by Heather Stone
Midwinter is approaching. If you live in the north the days have been getting shorter, the nights longer, the temperatures colder and the landscape perhaps covered in snow. The winter solstice- (‘solstice’ means ‘standing still of the sun’) also known as Midwinter or Yule, marks the shortest period of daylight and the longest night of the year. This year the solstice falls on Friday, December 21st at 3:23 pm Mountain time.
For people throughout the ages midwinter has been an important time of ritual, reflection, and renewal; something I’m sure many of us could use more of in our lives. As our everyday living has moved more indoors we have lost touch with many of nature’s cycles. So why not take some time this solstice to rest, reflect and celebrate nature and the return of the light.

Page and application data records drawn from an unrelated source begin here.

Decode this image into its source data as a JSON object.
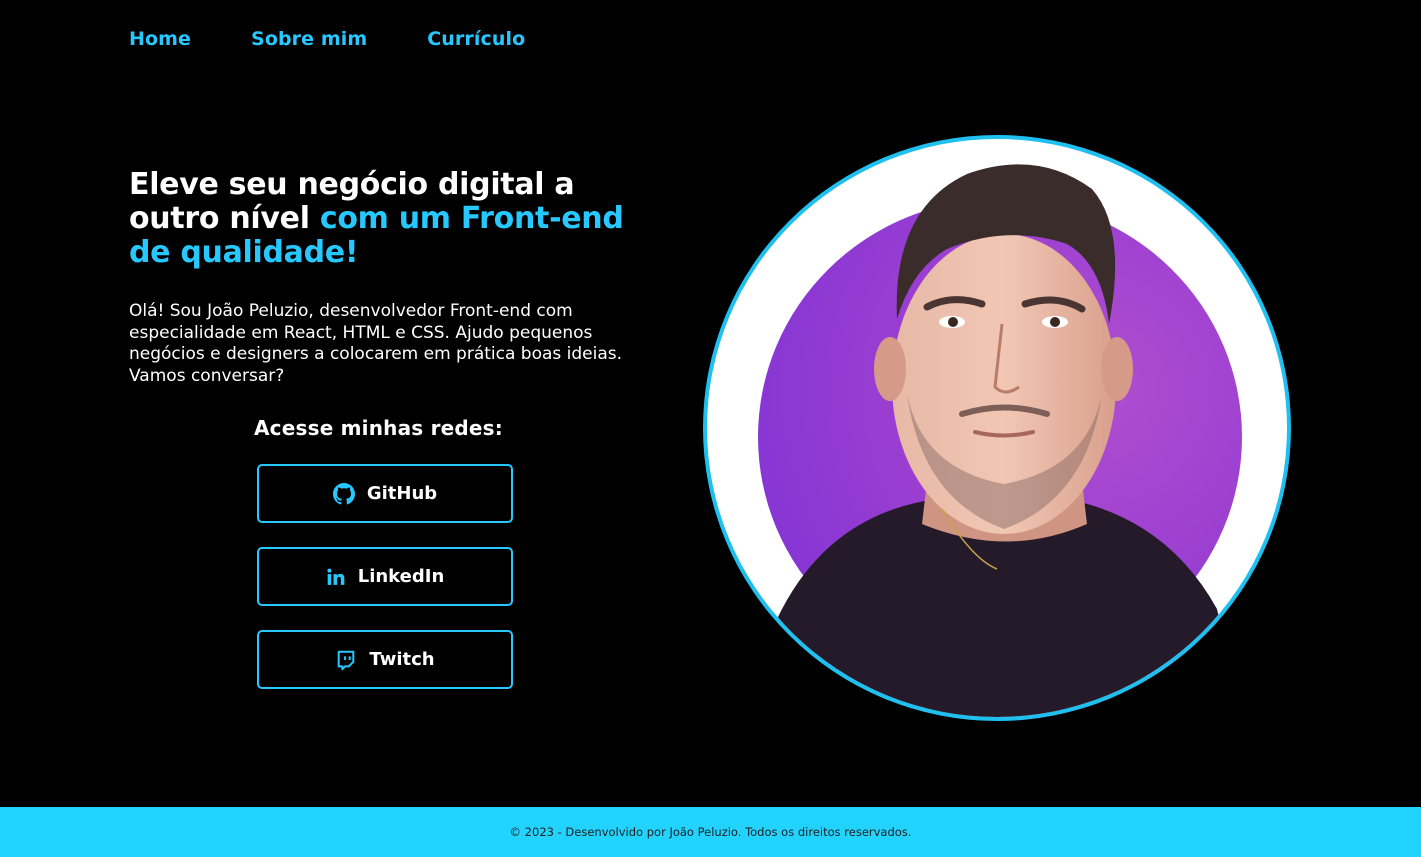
{
  "nav": {
    "items": [
      {
        "label": "Home"
      },
      {
        "label": "Sobre mim"
      },
      {
        "label": "Currículo"
      }
    ]
  },
  "hero": {
    "headline_part1": "Eleve seu negócio digital a outro nível ",
    "headline_accent": "com um Front-end de qualidade!",
    "intro": "Olá! Sou João Peluzio, desenvolvedor Front-end com especialidade em React, HTML e CSS. Ajudo pequenos negócios e designers a colocarem em prática boas ideias. Vamos conversar?",
    "social_title": "Acesse minhas redes:",
    "social": [
      {
        "label": "GitHub",
        "icon": "github-icon"
      },
      {
        "label": "LinkedIn",
        "icon": "linkedin-icon"
      },
      {
        "label": "Twitch",
        "icon": "twitch-icon"
      }
    ]
  },
  "footer": {
    "text": "© 2023 - Desenvolvido por João Peluzio. Todos os direitos reservados."
  },
  "colors": {
    "background": "#000000",
    "accent": "#27c8ff",
    "footer": "#22d3ff",
    "portrait_bg": "#9b3fd1"
  }
}
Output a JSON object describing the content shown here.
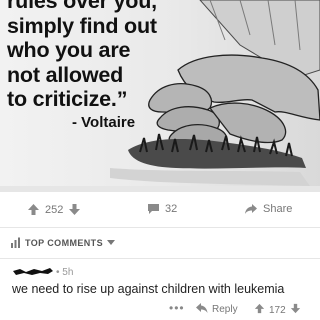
{
  "post": {
    "image": {
      "quote": "rules over you,\nsimply find out\nwho you are\nnot allowed\nto criticize.”",
      "author": "- Voltaire"
    },
    "actions": {
      "upvotes": "252",
      "comments": "32",
      "share_label": "Share"
    }
  },
  "comments_section": {
    "sort_label": "TOP COMMENTS"
  },
  "comment": {
    "age": "• 5h",
    "body": "we need to rise up against children with leukemia",
    "more": "•••",
    "reply_label": "Reply",
    "votes": "172"
  },
  "icons": {
    "upvote": "arrow-up-icon",
    "downvote": "arrow-down-icon",
    "comment": "comment-bubble-icon",
    "share": "share-arrow-icon",
    "sort": "bar-chart-icon",
    "reply": "reply-arrow-icon"
  },
  "colors": {
    "icon": "#8a8a8a",
    "text_muted": "#777777",
    "text": "#222222"
  }
}
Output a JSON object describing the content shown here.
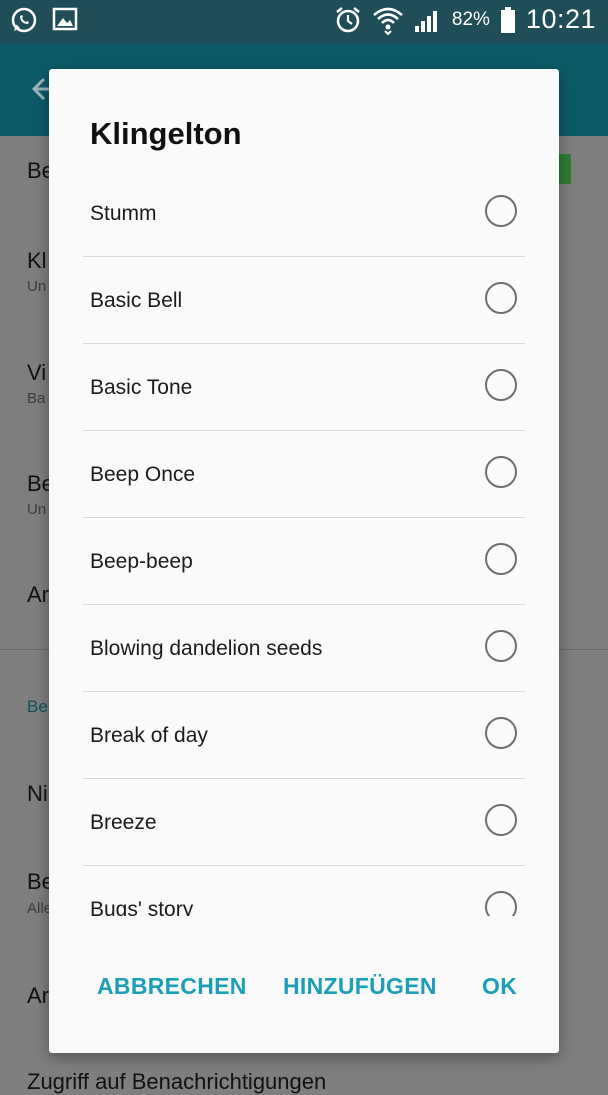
{
  "status_bar": {
    "left_icons": [
      "whatsapp-icon",
      "gallery-icon"
    ],
    "right_icons": [
      "alarm-icon",
      "wifi-icon",
      "signal-icon",
      "battery-icon"
    ],
    "battery": "82%",
    "clock": "10:21"
  },
  "background": {
    "items": [
      {
        "label": "Be",
        "sub": ""
      },
      {
        "label": "Kl",
        "sub": "Un"
      },
      {
        "label": "Vi",
        "sub": "Ba"
      },
      {
        "label": "Be",
        "sub": "Un"
      },
      {
        "label": "Ar",
        "sub": ""
      }
    ],
    "section_header": "Be",
    "items_after": [
      {
        "label": "Ni",
        "sub": ""
      },
      {
        "label": "Be",
        "sub": "Alle"
      },
      {
        "label": "Ar",
        "sub": ""
      },
      {
        "label": "Zugriff auf Benachrichtigungen",
        "sub": ""
      }
    ]
  },
  "dialog": {
    "title": "Klingelton",
    "options": [
      "Stumm",
      "Basic Bell",
      "Basic Tone",
      "Beep Once",
      "Beep-beep",
      "Blowing dandelion seeds",
      "Break of day",
      "Breeze",
      "Bugs' story"
    ],
    "buttons": {
      "cancel": "ABBRECHEN",
      "add": "HINZUFÜGEN",
      "ok": "OK"
    }
  },
  "colors": {
    "accent": "#1b9fb7",
    "status_bar": "#1f4e58",
    "app_bar": "#0c5a68"
  }
}
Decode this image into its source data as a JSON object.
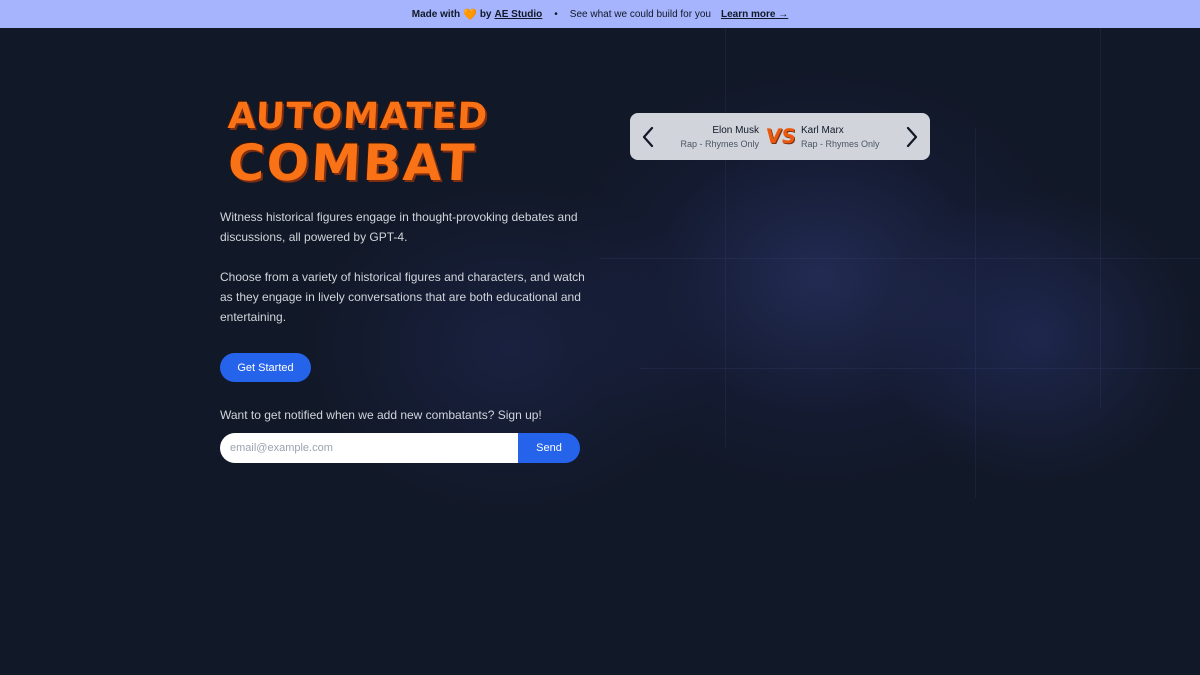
{
  "banner": {
    "made_with": "Made with",
    "heart": "🧡",
    "by": "by",
    "studio": "AE Studio",
    "separator": "•",
    "tagline": "See what we could build for you",
    "learn_more": "Learn more →"
  },
  "logo": {
    "line1": "AUTOMATED",
    "line2": "COMBAT"
  },
  "hero": {
    "paragraph1": "Witness historical figures engage in thought-provoking debates and discussions, all powered by GPT-4.",
    "paragraph2": "Choose from a variety of historical figures and characters, and watch as they engage in lively conversations that are both educational and entertaining.",
    "cta_label": "Get Started"
  },
  "signup": {
    "prompt": "Want to get notified when we add new combatants? Sign up!",
    "email_value": "",
    "email_placeholder": "email@example.com",
    "send_label": "Send"
  },
  "matchup": {
    "left_name": "Elon Musk",
    "left_mode": "Rap - Rhymes Only",
    "vs": "VS",
    "right_name": "Karl Marx",
    "right_mode": "Rap - Rhymes Only",
    "prev_icon": "chevron-left-icon",
    "next_icon": "chevron-right-icon"
  },
  "colors": {
    "background": "#111827",
    "banner": "#a5b4fc",
    "accent": "#2563eb",
    "logo": "#f97316"
  }
}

Here’s a list of a few ways that you can mark this day:
- Visit a place outdoors that’s special to you. Maybe that’s your regular hiking trail, a spot in your garden or your favorite place to watch the sunset.
- Light a candle to welcome back the sun. Or take it one step further and spend the evening lit only by candlelight.
- Watch the sunrise or sunset.
- Share food with friends and family to celebrate the return of the sun.
- Create an altar with objects gathered on a walk through nature.
- Take time to be silent.
- Burn a Yule log (traditionally this log is oak). Burn your Yule log and keep a piece to kindle the Yule log the following year.
- If you’re feeling creative, write a poem, paint of picture or sing a song to celebrate winter and/or the return of the sun.
“Again we come”
Again we come
to the resurrection
of bloodroot from the dark,
a hand that reaches up
out of the ground,
holding a lamp.